▸ **Supplied records**
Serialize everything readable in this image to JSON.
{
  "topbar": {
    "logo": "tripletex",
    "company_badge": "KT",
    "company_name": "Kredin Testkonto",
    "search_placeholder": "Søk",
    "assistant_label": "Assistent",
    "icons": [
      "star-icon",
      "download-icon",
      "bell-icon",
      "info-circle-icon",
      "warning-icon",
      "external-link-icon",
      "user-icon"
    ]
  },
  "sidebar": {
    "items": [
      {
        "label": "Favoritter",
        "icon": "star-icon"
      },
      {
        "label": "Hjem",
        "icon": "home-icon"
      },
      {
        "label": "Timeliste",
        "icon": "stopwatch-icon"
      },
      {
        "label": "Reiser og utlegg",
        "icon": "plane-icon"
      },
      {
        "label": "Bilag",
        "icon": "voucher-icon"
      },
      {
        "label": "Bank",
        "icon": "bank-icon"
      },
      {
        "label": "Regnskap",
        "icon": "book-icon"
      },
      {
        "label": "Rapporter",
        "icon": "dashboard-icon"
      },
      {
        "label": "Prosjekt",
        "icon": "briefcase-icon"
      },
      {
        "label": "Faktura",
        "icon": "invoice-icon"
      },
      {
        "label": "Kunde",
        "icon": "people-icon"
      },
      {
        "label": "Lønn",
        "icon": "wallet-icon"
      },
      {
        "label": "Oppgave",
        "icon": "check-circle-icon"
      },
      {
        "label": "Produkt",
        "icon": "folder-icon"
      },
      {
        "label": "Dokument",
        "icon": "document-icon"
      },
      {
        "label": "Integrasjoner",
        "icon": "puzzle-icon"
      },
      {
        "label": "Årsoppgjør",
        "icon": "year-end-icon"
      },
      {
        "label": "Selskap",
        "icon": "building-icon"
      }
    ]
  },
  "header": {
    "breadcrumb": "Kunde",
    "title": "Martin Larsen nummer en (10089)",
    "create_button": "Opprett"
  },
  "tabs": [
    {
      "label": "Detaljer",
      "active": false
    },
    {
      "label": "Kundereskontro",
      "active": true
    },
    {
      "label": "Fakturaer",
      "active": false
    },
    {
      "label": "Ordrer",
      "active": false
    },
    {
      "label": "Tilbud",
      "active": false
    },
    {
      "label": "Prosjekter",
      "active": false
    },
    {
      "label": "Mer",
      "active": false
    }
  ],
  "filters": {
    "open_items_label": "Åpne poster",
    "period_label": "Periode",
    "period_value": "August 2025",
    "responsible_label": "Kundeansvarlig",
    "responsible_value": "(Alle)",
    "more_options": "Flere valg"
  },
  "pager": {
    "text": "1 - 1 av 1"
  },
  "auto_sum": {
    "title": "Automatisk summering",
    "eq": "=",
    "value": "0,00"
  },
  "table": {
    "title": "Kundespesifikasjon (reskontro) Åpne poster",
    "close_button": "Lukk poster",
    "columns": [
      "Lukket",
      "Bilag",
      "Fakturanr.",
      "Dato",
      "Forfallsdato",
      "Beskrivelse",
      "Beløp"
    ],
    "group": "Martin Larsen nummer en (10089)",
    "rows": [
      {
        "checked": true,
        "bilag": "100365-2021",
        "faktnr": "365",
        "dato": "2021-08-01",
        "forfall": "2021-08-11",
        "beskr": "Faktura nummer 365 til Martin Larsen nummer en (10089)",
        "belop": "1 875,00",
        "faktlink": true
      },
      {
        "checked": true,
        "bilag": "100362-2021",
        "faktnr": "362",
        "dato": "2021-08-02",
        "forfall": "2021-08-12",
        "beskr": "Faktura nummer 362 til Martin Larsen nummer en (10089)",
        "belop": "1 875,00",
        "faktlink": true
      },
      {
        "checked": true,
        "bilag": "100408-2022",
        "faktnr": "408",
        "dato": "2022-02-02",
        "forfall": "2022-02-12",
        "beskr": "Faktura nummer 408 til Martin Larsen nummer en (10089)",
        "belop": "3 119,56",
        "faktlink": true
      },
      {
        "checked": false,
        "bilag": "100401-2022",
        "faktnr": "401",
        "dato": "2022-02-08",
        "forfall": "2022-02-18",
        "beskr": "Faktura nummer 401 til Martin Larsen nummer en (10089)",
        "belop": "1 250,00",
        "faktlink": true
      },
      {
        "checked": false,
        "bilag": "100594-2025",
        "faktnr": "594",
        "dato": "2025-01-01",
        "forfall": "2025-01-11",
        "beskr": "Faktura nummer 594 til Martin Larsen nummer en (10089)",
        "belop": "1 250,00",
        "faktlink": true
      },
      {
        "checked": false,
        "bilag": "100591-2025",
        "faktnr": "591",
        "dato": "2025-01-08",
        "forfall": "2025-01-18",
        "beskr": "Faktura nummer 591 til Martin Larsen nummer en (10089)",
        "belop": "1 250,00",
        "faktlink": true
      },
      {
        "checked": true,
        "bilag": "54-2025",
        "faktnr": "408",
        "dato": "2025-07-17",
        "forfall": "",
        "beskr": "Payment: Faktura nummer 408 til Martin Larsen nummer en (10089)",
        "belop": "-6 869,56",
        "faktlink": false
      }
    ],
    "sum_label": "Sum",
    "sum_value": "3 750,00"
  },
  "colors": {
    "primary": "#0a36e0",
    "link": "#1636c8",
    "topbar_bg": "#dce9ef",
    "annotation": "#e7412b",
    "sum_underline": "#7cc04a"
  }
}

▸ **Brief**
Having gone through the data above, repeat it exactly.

▸ **Solved exercise**
Serialize everything readable in this image to JSON.
{
  "topbar": {
    "logo": "tripletex",
    "company_badge": "KT",
    "company_name": "Kredin Testkonto",
    "search_placeholder": "Søk",
    "assistant_label": "Assistent",
    "icons": [
      "star-icon",
      "download-icon",
      "bell-icon",
      "info-circle-icon",
      "warning-icon",
      "external-link-icon",
      "user-icon"
    ]
  },
  "sidebar": {
    "items": [
      {
        "label": "Favoritter",
        "icon": "star-icon"
      },
      {
        "label": "Hjem",
        "icon": "home-icon"
      },
      {
        "label": "Timeliste",
        "icon": "stopwatch-icon"
      },
      {
        "label": "Reiser og utlegg",
        "icon": "plane-icon"
      },
      {
        "label": "Bilag",
        "icon": "voucher-icon"
      },
      {
        "label": "Bank",
        "icon": "bank-icon"
      },
      {
        "label": "Regnskap",
        "icon": "book-icon"
      },
      {
        "label": "Rapporter",
        "icon": "dashboard-icon"
      },
      {
        "label": "Prosjekt",
        "icon": "briefcase-icon"
      },
      {
        "label": "Faktura",
        "icon": "invoice-icon"
      },
      {
        "label": "Kunde",
        "icon": "people-icon"
      },
      {
        "label": "Lønn",
        "icon": "wallet-icon"
      },
      {
        "label": "Oppgave",
        "icon": "check-circle-icon"
      },
      {
        "label": "Produkt",
        "icon": "folder-icon"
      },
      {
        "label": "Dokument",
        "icon": "document-icon"
      },
      {
        "label": "Integrasjoner",
        "icon": "puzzle-icon"
      },
      {
        "label": "Årsoppgjør",
        "icon": "year-end-icon"
      },
      {
        "label": "Selskap",
        "icon": "building-icon"
      }
    ]
  },
  "header": {
    "breadcrumb": "Kunde",
    "title": "Martin Larsen nummer en (10089)",
    "create_button": "Opprett"
  },
  "tabs": [
    {
      "label": "Detaljer",
      "active": false
    },
    {
      "label": "Kundereskontro",
      "active": true
    },
    {
      "label": "Fakturaer",
      "active": false
    },
    {
      "label": "Ordrer",
      "active": false
    },
    {
      "label": "Tilbud",
      "active": false
    },
    {
      "label": "Prosjekter",
      "active": false
    },
    {
      "label": "Mer",
      "active": false
    }
  ],
  "filters": {
    "open_items_label": "Åpne poster",
    "period_label": "Periode",
    "period_value": "August 2025",
    "responsible_label": "Kundeansvarlig",
    "responsible_value": "(Alle)",
    "more_options": "Flere valg"
  },
  "pager": {
    "text": "1 - 1 av 1"
  },
  "auto_sum": {
    "title": "Automatisk summering",
    "eq": "=",
    "value": "0,00"
  },
  "table": {
    "title": "Kundespesifikasjon (reskontro) Åpne poster",
    "close_button": "Lukk poster",
    "columns": [
      "Lukket",
      "Bilag",
      "Fakturanr.",
      "Dato",
      "Forfallsdato",
      "Beskrivelse",
      "Beløp"
    ],
    "group": "Martin Larsen nummer en (10089)",
    "rows": [
      {
        "checked": true,
        "bilag": "100365-2021",
        "faktnr": "365",
        "dato": "2021-08-01",
        "forfall": "2021-08-11",
        "beskr": "Faktura nummer 365 til Martin Larsen nummer en (10089)",
        "belop": "1 875,00",
        "faktlink": true
      },
      {
        "checked": true,
        "bilag": "100362-2021",
        "faktnr": "362",
        "dato": "2021-08-02",
        "forfall": "2021-08-12",
        "beskr": "Faktura nummer 362 til Martin Larsen nummer en (10089)",
        "belop": "1 875,00",
        "faktlink": true
      },
      {
        "checked": true,
        "bilag": "100408-2022",
        "faktnr": "408",
        "dato": "2022-02-02",
        "forfall": "2022-02-12",
        "beskr": "Faktura nummer 408 til Martin Larsen nummer en (10089)",
        "belop": "3 119,56",
        "faktlink": true
      },
      {
        "checked": false,
        "bilag": "100401-2022",
        "faktnr": "401",
        "dato": "2022-02-08",
        "forfall": "2022-02-18",
        "beskr": "Faktura nummer 401 til Martin Larsen nummer en (10089)",
        "belop": "1 250,00",
        "faktlink": true
      },
      {
        "checked": false,
        "bilag": "100594-2025",
        "faktnr": "594",
        "dato": "2025-01-01",
        "forfall": "2025-01-11",
        "beskr": "Faktura nummer 594 til Martin Larsen nummer en (10089)",
        "belop": "1 250,00",
        "faktlink": true
      },
      {
        "checked": false,
        "bilag": "100591-2025",
        "faktnr": "591",
        "dato": "2025-01-08",
        "forfall": "2025-01-18",
        "beskr": "Faktura nummer 591 til Martin Larsen nummer en (10089)",
        "belop": "1 250,00",
        "faktlink": true
      },
      {
        "checked": true,
        "bilag": "54-2025",
        "faktnr": "408",
        "dato": "2025-07-17",
        "forfall": "",
        "beskr": "Payment: Faktura nummer 408 til Martin Larsen nummer en (10089)",
        "belop": "-6 869,56",
        "faktlink": false
      }
    ],
    "sum_label": "Sum",
    "sum_value": "3 750,00"
  },
  "colors": {
    "primary": "#0a36e0",
    "link": "#1636c8",
    "topbar_bg": "#dce9ef",
    "annotation": "#e7412b",
    "sum_underline": "#7cc04a"
  }
}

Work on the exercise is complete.